We’ve been singing the hymn We Three Kings at church over the last couple of weeks. Despite its slight inconsistency with the details of Matthew 2, I love the capacity of this hymn for telling the story of Epiphany.

Every year I sing the lyrics, “Field and fountain / moor and mountain” and think, “what in the WORLD is a moor?!” I finally took the time this year to find out. A quick search on the ever-reliable Wikipedia taught me this: “Moorland or moor is a type of habitat, in the temperate grasslands, savannas, and shrublands biome, found in upland areas, characterised by low-growing vegetation on acidic soils and heavy fog. Moorland nowadays generally means uncultivated hill land, but the Old English mōr also refers to low-lying wetlands.”

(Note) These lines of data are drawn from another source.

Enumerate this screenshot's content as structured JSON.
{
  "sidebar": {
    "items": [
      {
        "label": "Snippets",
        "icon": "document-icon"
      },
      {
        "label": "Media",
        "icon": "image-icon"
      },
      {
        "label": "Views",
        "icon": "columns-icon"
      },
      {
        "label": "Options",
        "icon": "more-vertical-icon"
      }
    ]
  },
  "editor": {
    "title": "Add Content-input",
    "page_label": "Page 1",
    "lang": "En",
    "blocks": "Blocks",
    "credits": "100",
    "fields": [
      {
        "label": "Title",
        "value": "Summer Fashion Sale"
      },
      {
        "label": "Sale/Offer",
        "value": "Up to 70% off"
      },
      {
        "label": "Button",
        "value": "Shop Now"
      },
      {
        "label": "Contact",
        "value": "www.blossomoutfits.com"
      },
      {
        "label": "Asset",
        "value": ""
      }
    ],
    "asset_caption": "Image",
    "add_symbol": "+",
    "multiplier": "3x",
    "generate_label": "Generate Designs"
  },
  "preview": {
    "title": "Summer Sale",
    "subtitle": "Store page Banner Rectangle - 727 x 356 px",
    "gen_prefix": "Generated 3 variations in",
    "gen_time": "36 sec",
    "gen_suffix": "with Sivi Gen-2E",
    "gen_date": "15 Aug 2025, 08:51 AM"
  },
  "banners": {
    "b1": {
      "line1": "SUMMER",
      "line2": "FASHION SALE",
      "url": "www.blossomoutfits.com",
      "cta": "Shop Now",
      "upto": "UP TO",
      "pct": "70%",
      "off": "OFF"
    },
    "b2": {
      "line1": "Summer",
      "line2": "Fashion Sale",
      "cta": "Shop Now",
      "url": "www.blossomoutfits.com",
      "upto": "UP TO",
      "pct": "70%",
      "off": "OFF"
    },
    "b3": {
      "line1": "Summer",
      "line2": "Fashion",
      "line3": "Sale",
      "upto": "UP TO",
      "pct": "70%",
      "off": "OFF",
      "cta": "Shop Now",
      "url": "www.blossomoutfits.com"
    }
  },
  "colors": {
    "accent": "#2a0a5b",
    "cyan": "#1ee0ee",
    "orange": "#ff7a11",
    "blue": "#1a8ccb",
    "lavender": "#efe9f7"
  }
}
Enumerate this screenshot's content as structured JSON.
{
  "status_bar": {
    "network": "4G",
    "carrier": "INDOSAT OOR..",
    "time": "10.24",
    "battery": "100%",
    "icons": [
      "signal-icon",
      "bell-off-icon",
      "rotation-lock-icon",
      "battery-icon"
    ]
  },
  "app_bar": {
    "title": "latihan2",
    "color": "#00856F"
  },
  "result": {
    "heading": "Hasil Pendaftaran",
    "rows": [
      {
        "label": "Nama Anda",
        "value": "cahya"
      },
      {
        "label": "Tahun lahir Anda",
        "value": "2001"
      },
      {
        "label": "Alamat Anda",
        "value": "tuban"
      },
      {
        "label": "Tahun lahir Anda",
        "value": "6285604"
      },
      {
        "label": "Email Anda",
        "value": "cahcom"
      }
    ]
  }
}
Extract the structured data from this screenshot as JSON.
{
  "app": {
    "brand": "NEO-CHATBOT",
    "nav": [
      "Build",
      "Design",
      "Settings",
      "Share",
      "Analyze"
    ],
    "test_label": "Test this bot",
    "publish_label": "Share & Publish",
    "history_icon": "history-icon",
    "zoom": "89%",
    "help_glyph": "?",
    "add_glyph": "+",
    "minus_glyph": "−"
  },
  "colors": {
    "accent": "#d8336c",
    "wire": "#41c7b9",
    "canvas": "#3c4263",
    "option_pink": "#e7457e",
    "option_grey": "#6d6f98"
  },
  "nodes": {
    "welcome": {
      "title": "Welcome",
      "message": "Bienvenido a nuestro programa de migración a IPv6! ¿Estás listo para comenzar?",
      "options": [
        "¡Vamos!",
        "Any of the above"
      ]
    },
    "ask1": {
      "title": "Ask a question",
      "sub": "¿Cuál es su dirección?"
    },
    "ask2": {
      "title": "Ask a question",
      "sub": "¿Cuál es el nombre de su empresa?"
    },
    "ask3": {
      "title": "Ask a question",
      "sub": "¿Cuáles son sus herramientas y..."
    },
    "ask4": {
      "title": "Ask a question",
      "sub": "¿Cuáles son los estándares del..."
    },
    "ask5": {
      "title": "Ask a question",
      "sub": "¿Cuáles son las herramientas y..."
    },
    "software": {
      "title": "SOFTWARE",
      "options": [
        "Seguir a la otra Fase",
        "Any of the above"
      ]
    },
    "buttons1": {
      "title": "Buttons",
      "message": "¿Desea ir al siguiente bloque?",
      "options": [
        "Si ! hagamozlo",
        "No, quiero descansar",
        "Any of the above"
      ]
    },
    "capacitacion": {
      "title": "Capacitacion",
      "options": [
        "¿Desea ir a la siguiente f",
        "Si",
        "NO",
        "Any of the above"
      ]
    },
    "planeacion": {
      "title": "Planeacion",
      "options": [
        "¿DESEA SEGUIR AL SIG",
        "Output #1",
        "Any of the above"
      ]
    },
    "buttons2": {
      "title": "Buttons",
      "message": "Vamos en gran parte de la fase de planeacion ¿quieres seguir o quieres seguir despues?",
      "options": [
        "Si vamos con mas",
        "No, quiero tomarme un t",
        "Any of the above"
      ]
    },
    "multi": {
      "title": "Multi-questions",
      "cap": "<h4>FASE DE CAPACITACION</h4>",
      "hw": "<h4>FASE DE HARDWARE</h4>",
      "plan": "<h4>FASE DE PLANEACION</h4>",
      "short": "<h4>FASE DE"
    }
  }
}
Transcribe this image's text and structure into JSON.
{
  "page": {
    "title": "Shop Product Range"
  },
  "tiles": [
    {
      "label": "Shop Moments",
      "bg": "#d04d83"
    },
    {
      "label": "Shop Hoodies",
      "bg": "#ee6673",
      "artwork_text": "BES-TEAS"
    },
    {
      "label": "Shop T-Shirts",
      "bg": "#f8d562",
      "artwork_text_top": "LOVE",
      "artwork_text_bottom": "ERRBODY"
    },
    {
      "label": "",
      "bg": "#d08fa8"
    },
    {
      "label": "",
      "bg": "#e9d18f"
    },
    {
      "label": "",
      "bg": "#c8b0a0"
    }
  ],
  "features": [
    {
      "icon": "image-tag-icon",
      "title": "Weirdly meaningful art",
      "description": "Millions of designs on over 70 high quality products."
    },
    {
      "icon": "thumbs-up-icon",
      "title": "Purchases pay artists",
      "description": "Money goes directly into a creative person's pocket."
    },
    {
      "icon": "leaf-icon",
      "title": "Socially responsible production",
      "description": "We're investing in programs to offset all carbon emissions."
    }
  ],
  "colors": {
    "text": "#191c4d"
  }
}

What we have here, in We Three Kings, is a short geographical and ecological lesson in the journey of the Wise Men. The imagery of field and fountain, moor and mountain captures the vast array of landscapes in which these Wise Men traveled–or at the very least sparks our imaginations in this array of landscapes. And, perhaps, it speaks to the perilous conditions of that journey. They traveled through fields–centers of agriculture and homes to livestock; they traveled through fountains–places of sustenance, where abundance overflows; they traveled through moors–dangerous, rugged, and bleak terrain; they traveled over mountains–a mixture of risk and beauty, strenuous passage with the reward of majestic views.

All this to follow a Star–a Star they hoped would lead them to the “child who has been born king of the Jews.” All in hope of paying homage, of honoring and worshipping this child born King.

What is the landscape of your journey toward the child born King? What are the fields, fountains, moors, and mountains that make up your story of faith and doubt and love and worship?